“A superb sequel to Blitzed, Tripped is a riveting and witty book about the obscure history of LSD. From the Swiss scientist and corporation that created the powerful hallucinogenic to the Nazis, G-men, and spooks that criminalized the chemical to the current boom in psychedelic research and start-ups, Tripped—meticulously researched and deeply personal—shows the awesome power of acid. Norman Ohler weaves a masterful tapestry of history in this revealing and fresh account.” — David de Jong, author of Nazi Billionaires

A fascinating book about the battle for LSD, which shines a light on the relationship between antagonistic powers, secret services, and the medical industry. An astonishing read, with remarkably vivid protagonists.” — Harald Jähner, author of Aftermath

“A fleet-footed and propulsive account . . . Brilliantly sifting a massive history for its ideological through lines, this is a must-read." — Publishers Weekly (starred review)

"A winning addition to the literature of psychedelia.” — Kirkus Reviews

"Entertaining...Tripped is a story of front organizations, dodgy funds, bizarre experiments, assassinations, scientists, magicians, hookers, and spies."

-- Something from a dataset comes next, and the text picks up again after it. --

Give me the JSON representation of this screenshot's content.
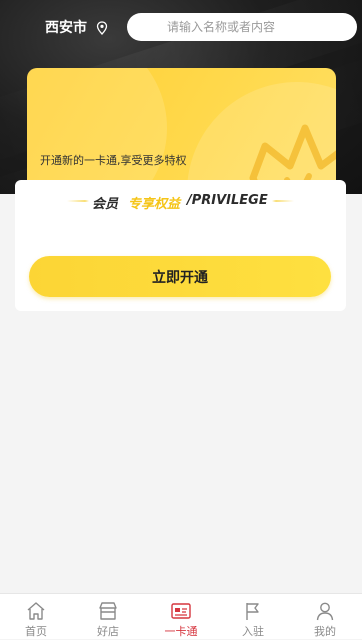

The Times (London)

“A brilliant exposé of how Dr. Albert Hofmann’s epic discovery of LSD got lost in the ensuing War on Drugs and the corollary, its misuse for mind control, which hurt him personally and has hampered investigation into the potential therapeutic and spiritual benefits of the pharmaceutical.” — Professor Carl Ruck, coauthor of The Road to Eleusis

“Norman Ohler’s fascinating study involves Nazis, the CIA, and LSD in an engaging narrative that provides a mind-altering history of ‘brain warfare’ and exposes the Cold War psychedelic fantasies of many within the US scientific and intelligence communities. A must-read for those interested in understanding the apocalyptic mindset of the nascent superpower rivalry.” — Edward B. Westermann, author of Drunk on Genocide

“Illuminating . . . entertaining” — Booklist

“With cracking prose, Norman Ohler’s Tripped is high-octane history writing, rich in acidic humor. You’ll be in ecstasy.” — Joseph Pearson, author of My Grandfather’s Knife

“The strengths of Ohler’s account lie not only in the rich array of rare documents he mines and the archival images he reproduces to accompany the text, but also in his character studies… Ohler effectively captures Hitler’s pathetic dependence on his doctor and the bizarre intimacy of their bond…Blitzed makes for provocative reading.”  — New York Times Book Review on Blitzed

“A revelatory work that considers Hitler’s career in a new light. Blitzed: Drugs in the Third Reich is that rare sort of book whose remarkable insight focuses on a subject that’s been overlooked, even disregarded by historians.” — San Francisco Chronicle on Blitzed

“Ohler’s astonishing account of methamphetamine addiction in the Third Reich changes what we know about the Second World War...Blitzed looks set to reframe the way certain aspects of the Third Reich will be viewed in the future.” — Guardian on Blitzed

“Transforming meticulous research into compelling prose, Ohler delves into the little-known history of drug use in Nazi Germany.” — Entertainment Weekly on Blitzed

“[A] fascinating, engrossing, often dark history of drug use in the Third Reich.” — Washington Post on Blitzed